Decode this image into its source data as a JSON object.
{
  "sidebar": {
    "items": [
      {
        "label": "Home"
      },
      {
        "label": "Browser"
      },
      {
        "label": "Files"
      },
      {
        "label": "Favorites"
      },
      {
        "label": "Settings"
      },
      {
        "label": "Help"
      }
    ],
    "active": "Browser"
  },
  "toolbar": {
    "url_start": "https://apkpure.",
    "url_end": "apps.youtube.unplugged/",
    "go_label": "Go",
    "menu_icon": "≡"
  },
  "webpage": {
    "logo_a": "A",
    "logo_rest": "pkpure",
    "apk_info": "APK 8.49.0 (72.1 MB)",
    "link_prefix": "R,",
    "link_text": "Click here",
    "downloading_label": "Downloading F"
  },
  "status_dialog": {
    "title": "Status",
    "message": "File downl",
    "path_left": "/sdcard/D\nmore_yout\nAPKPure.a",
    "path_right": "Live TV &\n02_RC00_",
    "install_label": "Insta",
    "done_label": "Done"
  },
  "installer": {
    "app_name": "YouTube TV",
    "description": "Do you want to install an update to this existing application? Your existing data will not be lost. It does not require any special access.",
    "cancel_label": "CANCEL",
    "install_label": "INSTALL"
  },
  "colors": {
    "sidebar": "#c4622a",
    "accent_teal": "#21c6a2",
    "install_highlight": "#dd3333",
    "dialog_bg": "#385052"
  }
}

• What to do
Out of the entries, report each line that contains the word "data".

• Task answer
Decode this image into its source data as a JSON object.
    "description": "Do you want to install an update to this existing application? Your existing data will not be lost. It does not require any special access.",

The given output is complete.